## Your goal
Output the entire listing that follows verbatim.

## Data provided
########
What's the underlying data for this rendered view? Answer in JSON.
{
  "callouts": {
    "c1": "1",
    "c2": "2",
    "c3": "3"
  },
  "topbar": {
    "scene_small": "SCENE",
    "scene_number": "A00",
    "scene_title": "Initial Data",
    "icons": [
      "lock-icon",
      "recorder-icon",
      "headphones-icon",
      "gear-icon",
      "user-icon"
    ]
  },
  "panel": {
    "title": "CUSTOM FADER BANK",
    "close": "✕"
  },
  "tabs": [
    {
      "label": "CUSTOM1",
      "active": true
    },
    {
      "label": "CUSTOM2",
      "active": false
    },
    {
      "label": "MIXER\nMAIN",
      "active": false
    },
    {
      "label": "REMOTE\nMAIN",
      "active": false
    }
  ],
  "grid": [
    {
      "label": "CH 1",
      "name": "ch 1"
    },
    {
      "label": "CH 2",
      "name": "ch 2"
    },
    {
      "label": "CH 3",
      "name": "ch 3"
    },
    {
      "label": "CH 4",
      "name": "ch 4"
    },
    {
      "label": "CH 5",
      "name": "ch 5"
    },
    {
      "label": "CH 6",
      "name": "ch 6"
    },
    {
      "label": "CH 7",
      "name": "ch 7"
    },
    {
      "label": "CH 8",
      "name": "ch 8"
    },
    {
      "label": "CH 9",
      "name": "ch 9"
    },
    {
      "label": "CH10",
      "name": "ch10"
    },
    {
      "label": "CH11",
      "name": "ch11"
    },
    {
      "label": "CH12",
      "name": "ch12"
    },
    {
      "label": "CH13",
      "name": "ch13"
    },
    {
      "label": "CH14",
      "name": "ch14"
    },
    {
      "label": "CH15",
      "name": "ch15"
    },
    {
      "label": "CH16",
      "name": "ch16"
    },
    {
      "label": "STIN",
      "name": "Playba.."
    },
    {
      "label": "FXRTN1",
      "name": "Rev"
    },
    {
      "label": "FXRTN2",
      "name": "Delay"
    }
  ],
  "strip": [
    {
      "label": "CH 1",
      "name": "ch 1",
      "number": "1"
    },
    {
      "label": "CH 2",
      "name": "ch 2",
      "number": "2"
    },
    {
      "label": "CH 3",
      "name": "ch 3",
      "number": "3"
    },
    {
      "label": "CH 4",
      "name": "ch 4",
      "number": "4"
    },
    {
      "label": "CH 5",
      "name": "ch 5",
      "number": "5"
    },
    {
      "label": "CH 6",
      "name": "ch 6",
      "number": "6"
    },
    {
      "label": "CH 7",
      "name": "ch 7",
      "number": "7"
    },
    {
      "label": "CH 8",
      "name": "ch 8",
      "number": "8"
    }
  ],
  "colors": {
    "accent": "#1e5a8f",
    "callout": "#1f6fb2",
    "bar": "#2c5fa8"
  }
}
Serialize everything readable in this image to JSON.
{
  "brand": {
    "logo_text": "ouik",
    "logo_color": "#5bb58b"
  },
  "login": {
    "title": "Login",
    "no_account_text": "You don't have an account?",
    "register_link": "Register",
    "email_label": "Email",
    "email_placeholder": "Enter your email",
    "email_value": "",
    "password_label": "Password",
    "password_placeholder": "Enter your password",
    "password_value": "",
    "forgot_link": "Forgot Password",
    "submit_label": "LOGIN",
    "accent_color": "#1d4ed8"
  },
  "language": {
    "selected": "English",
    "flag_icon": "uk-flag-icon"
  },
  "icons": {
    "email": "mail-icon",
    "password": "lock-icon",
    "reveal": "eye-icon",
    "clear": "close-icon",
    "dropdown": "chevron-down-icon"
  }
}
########
## Exercise solution
What's the underlying data for this rendered view? Answer in JSON.
{
  "callouts": {
    "c1": "1",
    "c2": "2",
    "c3": "3"
  },
  "topbar": {
    "scene_small": "SCENE",
    "scene_number": "A00",
    "scene_title": "Initial Data",
    "icons": [
      "lock-icon",
      "recorder-icon",
      "headphones-icon",
      "gear-icon",
      "user-icon"
    ]
  },
  "panel": {
    "title": "CUSTOM FADER BANK",
    "close": "✕"
  },
  "tabs": [
    {
      "label": "CUSTOM1",
      "active": true
    },
    {
      "label": "CUSTOM2",
      "active": false
    },
    {
      "label": "MIXER\nMAIN",
      "active": false
    },
    {
      "label": "REMOTE\nMAIN",
      "active": false
    }
  ],
  "grid": [
    {
      "label": "CH 1",
      "name": "ch 1"
    },
    {
      "label": "CH 2",
      "name": "ch 2"
    },
    {
      "label": "CH 3",
      "name": "ch 3"
    },
    {
      "label": "CH 4",
      "name": "ch 4"
    },
    {
      "label": "CH 5",
      "name": "ch 5"
    },
    {
      "label": "CH 6",
      "name": "ch 6"
    },
    {
      "label": "CH 7",
      "name": "ch 7"
    },
    {
      "label": "CH 8",
      "name": "ch 8"
    },
    {
      "label": "CH 9",
      "name": "ch 9"
    },
    {
      "label": "CH10",
      "name": "ch10"
    },
    {
      "label": "CH11",
      "name": "ch11"
    },
    {
      "label": "CH12",
      "name": "ch12"
    },
    {
      "label": "CH13",
      "name": "ch13"
    },
    {
      "label": "CH14",
      "name": "ch14"
    },
    {
      "label": "CH15",
      "name": "ch15"
    },
    {
      "label": "CH16",
      "name": "ch16"
    },
    {
      "label": "STIN",
      "name": "Playba.."
    },
    {
      "label": "FXRTN1",
      "name": "Rev"
    },
    {
      "label": "FXRTN2",
      "name": "Delay"
    }
  ],
  "strip": [
    {
      "label": "CH 1",
      "name": "ch 1",
      "number": "1"
    },
    {
      "label": "CH 2",
      "name": "ch 2",
      "number": "2"
    },
    {
      "label": "CH 3",
      "name": "ch 3",
      "number": "3"
    },
    {
      "label": "CH 4",
      "name": "ch 4",
      "number": "4"
    },
    {
      "label": "CH 5",
      "name": "ch 5",
      "number": "5"
    },
    {
      "label": "CH 6",
      "name": "ch 6",
      "number": "6"
    },
    {
      "label": "CH 7",
      "name": "ch 7",
      "number": "7"
    },
    {
      "label": "CH 8",
      "name": "ch 8",
      "number": "8"
    }
  ],
  "colors": {
    "accent": "#1e5a8f",
    "callout": "#1f6fb2",
    "bar": "#2c5fa8"
  }
}
Serialize everything readable in this image to JSON.
{
  "brand": {
    "logo_text": "ouik",
    "logo_color": "#5bb58b"
  },
  "login": {
    "title": "Login",
    "no_account_text": "You don't have an account?",
    "register_link": "Register",
    "email_label": "Email",
    "email_placeholder": "Enter your email",
    "email_value": "",
    "password_label": "Password",
    "password_placeholder": "Enter your password",
    "password_value": "",
    "forgot_link": "Forgot Password",
    "submit_label": "LOGIN",
    "accent_color": "#1d4ed8"
  },
  "language": {
    "selected": "English",
    "flag_icon": "uk-flag-icon"
  },
  "icons": {
    "email": "mail-icon",
    "password": "lock-icon",
    "reveal": "eye-icon",
    "clear": "close-icon",
    "dropdown": "chevron-down-icon"
  }
}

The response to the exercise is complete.